TASK DETAILS: Find and copy each line in the material below where the string "sure" occurs.
*** EXERCISE DATA ***
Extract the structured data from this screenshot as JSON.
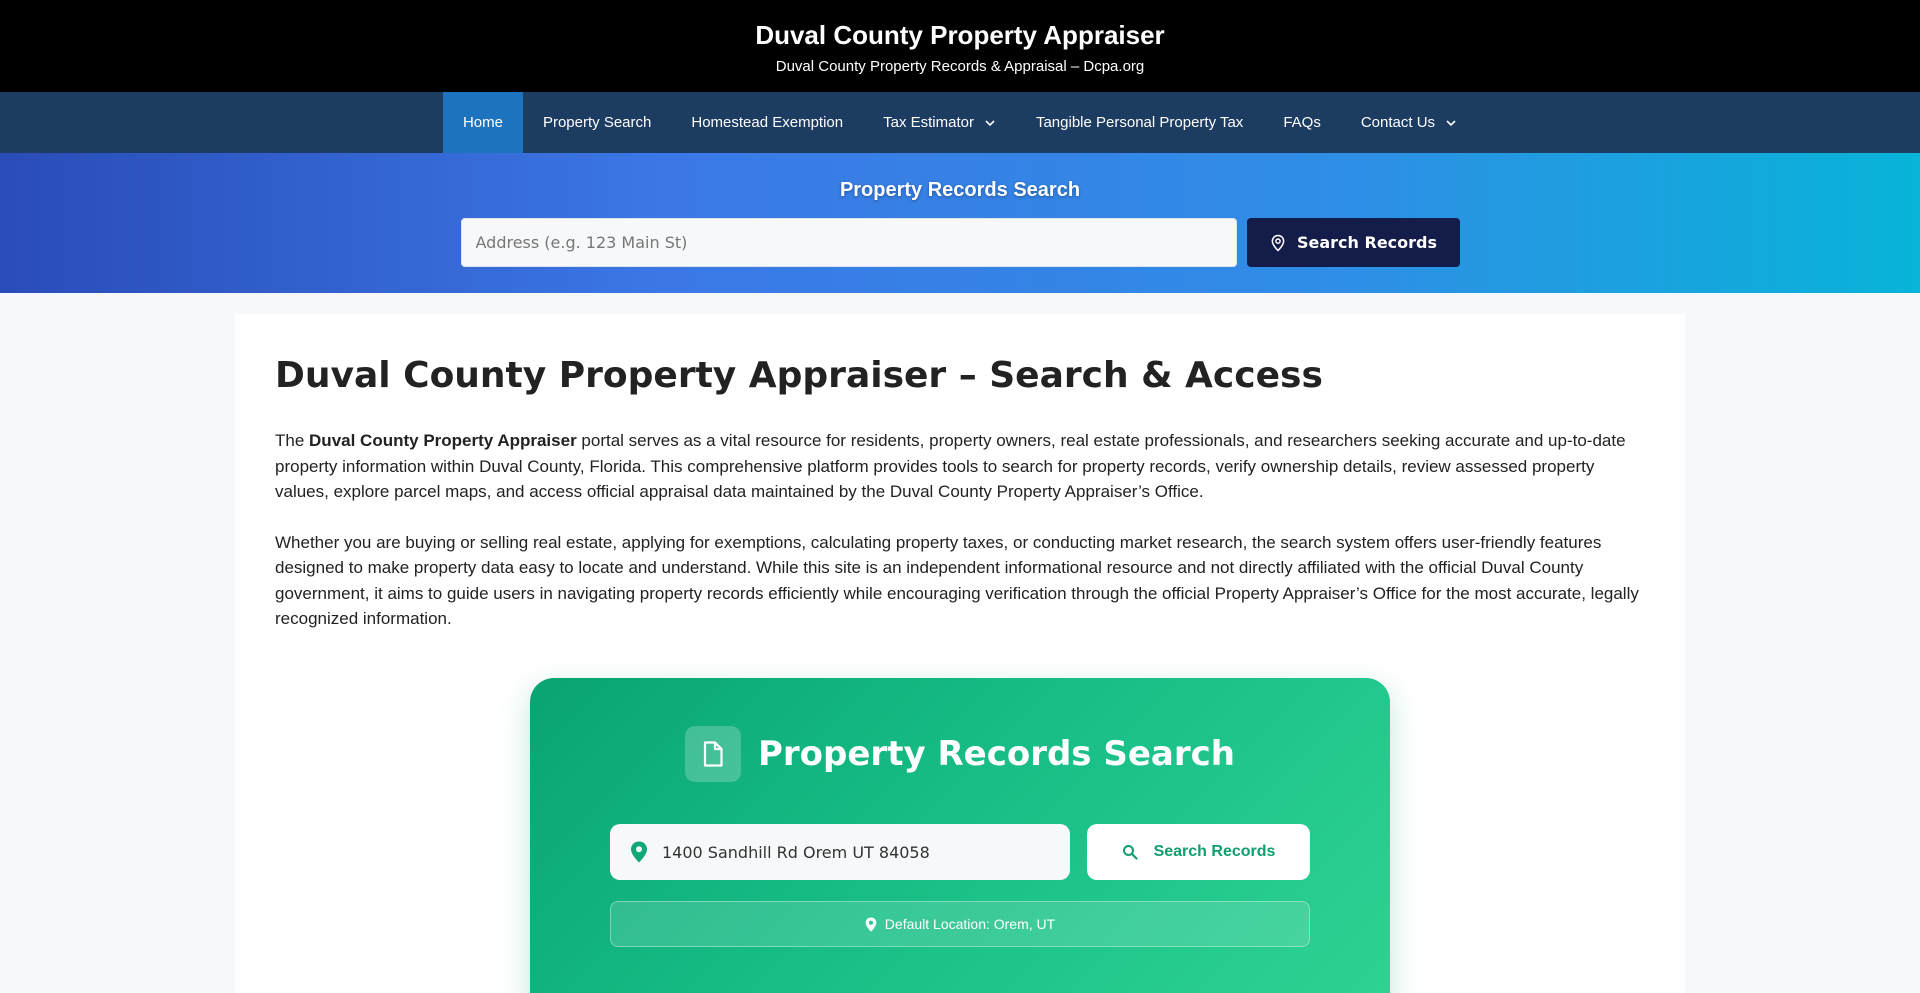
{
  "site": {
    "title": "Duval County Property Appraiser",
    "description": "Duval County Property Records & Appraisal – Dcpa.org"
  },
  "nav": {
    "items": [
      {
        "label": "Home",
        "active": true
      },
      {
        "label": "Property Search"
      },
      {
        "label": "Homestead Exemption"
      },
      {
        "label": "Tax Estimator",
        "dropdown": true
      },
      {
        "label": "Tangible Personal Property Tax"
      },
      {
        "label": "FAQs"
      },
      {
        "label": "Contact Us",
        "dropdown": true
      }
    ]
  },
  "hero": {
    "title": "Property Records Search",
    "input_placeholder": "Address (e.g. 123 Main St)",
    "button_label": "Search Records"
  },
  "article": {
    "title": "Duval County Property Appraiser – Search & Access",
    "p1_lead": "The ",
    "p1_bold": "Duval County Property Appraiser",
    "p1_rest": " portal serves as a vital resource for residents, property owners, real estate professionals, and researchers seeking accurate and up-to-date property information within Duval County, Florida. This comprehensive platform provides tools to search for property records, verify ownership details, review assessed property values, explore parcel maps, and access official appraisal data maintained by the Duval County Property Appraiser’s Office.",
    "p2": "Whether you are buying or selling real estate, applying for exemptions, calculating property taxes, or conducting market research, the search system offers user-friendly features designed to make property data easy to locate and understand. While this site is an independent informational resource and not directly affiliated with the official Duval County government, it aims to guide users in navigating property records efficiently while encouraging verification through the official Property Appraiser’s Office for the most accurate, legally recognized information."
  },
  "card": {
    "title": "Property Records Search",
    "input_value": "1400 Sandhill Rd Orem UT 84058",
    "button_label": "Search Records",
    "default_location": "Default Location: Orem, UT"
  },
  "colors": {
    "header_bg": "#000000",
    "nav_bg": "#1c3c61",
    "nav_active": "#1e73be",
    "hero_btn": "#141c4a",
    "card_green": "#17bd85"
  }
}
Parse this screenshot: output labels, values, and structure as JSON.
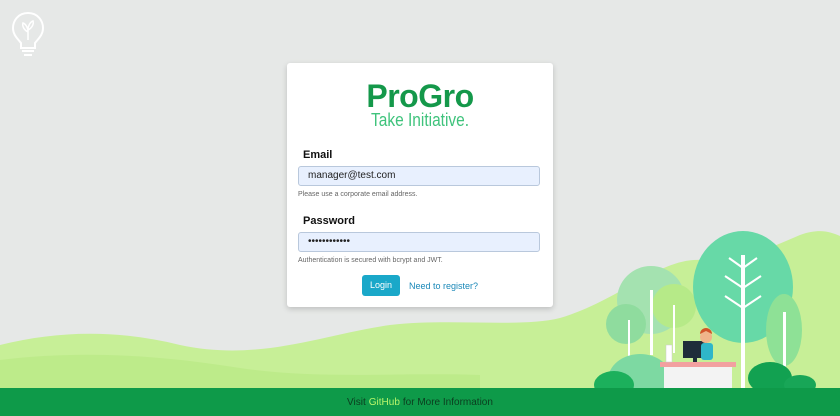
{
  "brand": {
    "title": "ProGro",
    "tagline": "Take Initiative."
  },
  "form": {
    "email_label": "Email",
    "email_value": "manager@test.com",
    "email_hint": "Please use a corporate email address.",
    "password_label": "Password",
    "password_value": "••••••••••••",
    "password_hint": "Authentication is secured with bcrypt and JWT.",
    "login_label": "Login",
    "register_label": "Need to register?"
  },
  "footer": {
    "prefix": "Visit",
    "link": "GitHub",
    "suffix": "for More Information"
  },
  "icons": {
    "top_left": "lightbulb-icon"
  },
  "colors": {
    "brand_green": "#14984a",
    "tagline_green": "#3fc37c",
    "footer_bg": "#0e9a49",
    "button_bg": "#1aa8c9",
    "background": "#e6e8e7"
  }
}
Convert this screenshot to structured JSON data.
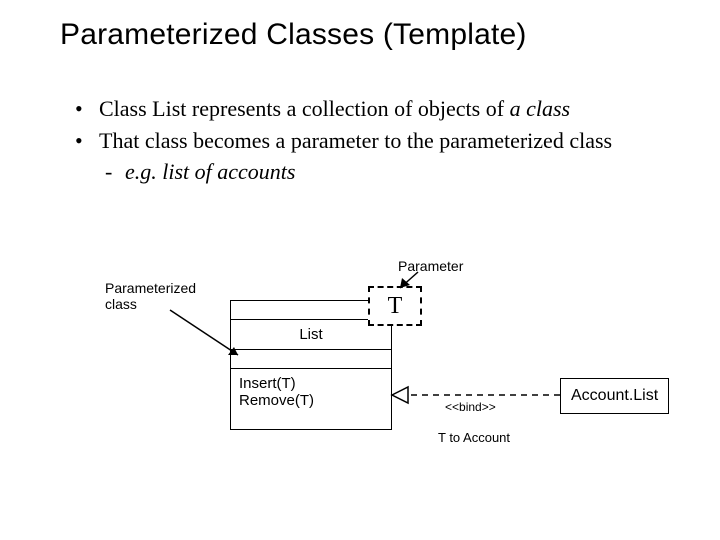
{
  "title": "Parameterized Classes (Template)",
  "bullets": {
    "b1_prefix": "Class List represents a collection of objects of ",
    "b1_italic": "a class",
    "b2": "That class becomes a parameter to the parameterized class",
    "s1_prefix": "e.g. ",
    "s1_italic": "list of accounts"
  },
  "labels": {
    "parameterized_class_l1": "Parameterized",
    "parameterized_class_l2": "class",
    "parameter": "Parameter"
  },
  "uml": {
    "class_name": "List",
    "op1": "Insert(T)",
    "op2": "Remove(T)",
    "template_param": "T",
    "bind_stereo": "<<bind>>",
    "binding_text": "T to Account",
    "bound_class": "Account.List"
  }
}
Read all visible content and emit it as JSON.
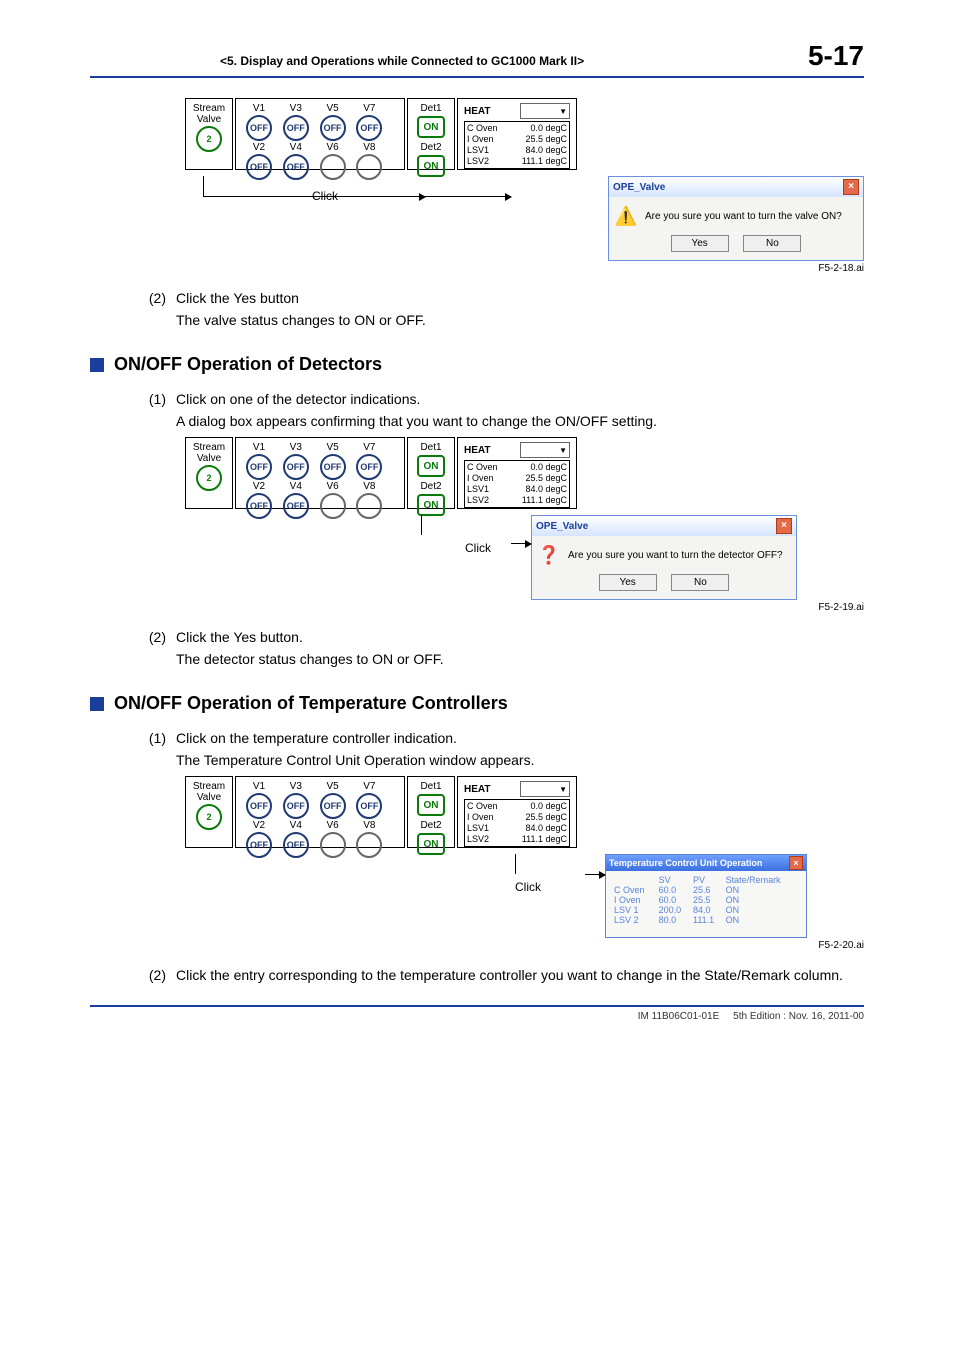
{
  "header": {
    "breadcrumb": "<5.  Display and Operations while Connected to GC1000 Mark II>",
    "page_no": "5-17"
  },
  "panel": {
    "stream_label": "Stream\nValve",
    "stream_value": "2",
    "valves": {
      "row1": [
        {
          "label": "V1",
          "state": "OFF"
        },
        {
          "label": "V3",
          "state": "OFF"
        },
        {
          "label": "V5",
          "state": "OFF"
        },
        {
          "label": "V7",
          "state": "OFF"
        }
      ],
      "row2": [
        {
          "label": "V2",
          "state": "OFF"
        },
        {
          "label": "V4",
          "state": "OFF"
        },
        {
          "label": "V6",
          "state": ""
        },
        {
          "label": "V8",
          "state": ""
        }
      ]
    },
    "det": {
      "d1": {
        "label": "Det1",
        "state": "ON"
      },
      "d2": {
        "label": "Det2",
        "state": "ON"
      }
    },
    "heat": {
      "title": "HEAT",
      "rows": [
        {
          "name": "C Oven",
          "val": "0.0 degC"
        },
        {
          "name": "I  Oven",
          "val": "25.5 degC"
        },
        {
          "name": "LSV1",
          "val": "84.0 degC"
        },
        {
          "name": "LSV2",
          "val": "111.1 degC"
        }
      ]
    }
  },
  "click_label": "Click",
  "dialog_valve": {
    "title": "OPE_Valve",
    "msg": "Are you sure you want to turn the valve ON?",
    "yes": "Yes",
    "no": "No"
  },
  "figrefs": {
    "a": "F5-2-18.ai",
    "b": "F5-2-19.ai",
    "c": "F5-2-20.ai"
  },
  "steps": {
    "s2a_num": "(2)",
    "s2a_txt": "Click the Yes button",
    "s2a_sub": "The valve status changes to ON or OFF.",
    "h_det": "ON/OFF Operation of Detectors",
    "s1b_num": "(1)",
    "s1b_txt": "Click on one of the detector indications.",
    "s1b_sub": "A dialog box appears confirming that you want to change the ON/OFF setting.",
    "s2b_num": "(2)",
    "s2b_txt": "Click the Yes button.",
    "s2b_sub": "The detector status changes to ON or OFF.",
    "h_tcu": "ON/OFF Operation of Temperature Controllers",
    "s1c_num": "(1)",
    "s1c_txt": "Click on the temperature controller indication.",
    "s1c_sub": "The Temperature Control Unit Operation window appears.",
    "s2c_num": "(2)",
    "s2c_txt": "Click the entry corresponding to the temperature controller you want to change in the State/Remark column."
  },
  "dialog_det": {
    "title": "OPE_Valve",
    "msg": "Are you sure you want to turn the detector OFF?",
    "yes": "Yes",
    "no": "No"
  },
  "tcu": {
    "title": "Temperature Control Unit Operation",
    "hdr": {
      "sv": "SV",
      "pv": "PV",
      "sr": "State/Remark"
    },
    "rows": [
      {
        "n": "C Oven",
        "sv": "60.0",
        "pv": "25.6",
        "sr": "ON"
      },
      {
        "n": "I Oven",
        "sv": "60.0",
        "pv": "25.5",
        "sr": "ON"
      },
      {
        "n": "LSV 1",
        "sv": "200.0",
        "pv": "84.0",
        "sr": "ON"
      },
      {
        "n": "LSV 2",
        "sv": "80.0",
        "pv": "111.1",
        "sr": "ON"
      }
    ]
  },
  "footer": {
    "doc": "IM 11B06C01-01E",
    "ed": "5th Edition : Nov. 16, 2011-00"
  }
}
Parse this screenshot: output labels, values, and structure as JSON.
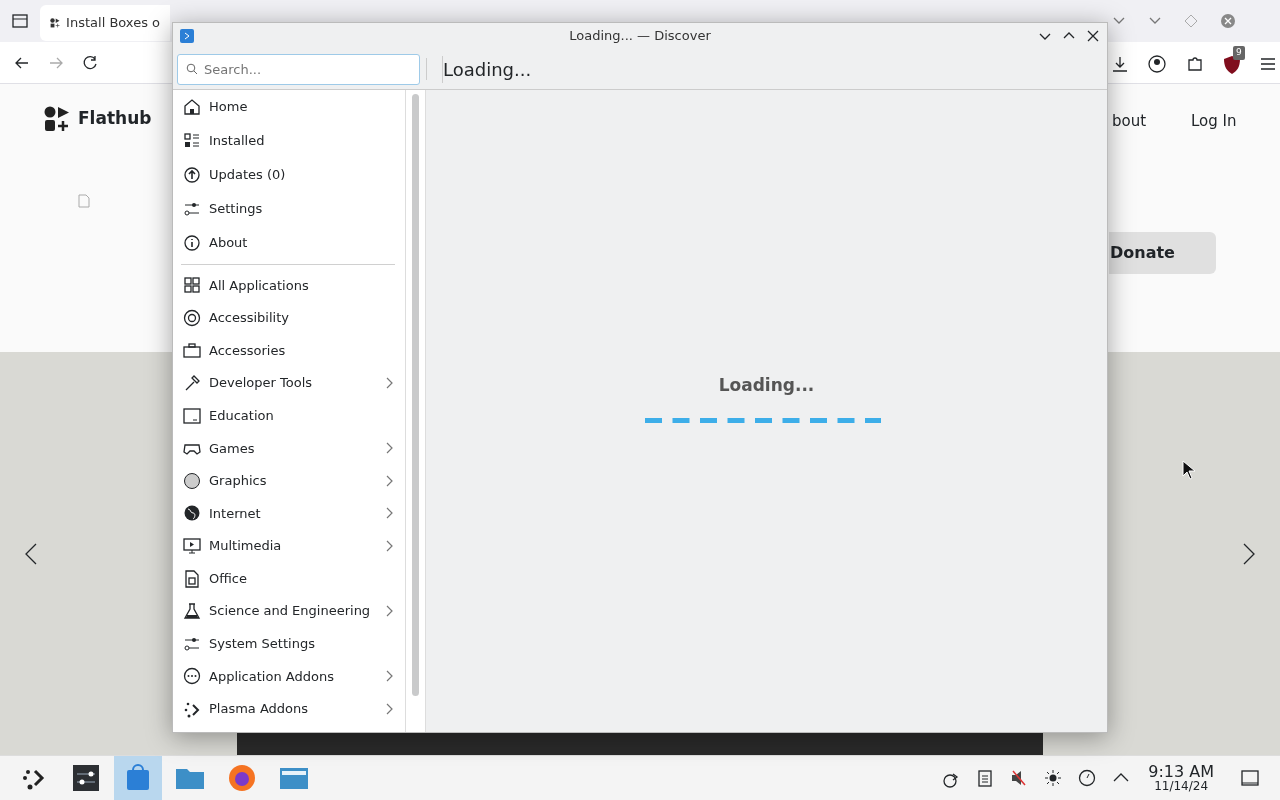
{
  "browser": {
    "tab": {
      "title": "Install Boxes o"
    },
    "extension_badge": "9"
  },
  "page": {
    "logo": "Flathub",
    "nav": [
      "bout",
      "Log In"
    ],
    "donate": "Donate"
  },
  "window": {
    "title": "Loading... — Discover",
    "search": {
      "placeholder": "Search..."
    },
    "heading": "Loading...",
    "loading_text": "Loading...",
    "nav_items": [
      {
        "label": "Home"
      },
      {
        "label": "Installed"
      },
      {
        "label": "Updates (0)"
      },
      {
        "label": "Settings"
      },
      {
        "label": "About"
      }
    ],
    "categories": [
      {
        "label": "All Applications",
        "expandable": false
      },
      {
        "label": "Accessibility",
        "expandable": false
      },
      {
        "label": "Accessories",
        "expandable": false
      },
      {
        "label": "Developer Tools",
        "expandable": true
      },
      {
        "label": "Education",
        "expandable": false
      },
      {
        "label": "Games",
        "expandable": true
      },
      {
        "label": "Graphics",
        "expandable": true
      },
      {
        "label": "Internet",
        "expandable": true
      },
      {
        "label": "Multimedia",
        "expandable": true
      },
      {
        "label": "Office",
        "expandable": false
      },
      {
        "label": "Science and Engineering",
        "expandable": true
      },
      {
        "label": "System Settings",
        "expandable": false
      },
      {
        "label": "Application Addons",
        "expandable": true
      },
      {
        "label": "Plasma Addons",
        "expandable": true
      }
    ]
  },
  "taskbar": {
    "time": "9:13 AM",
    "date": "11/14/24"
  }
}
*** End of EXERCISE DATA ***
OUTPUT OF THE EXERCISE:
    "msg": "Are you sure you want to turn the valve ON?",
    "msg": "Are you sure you want to turn the detector OFF?",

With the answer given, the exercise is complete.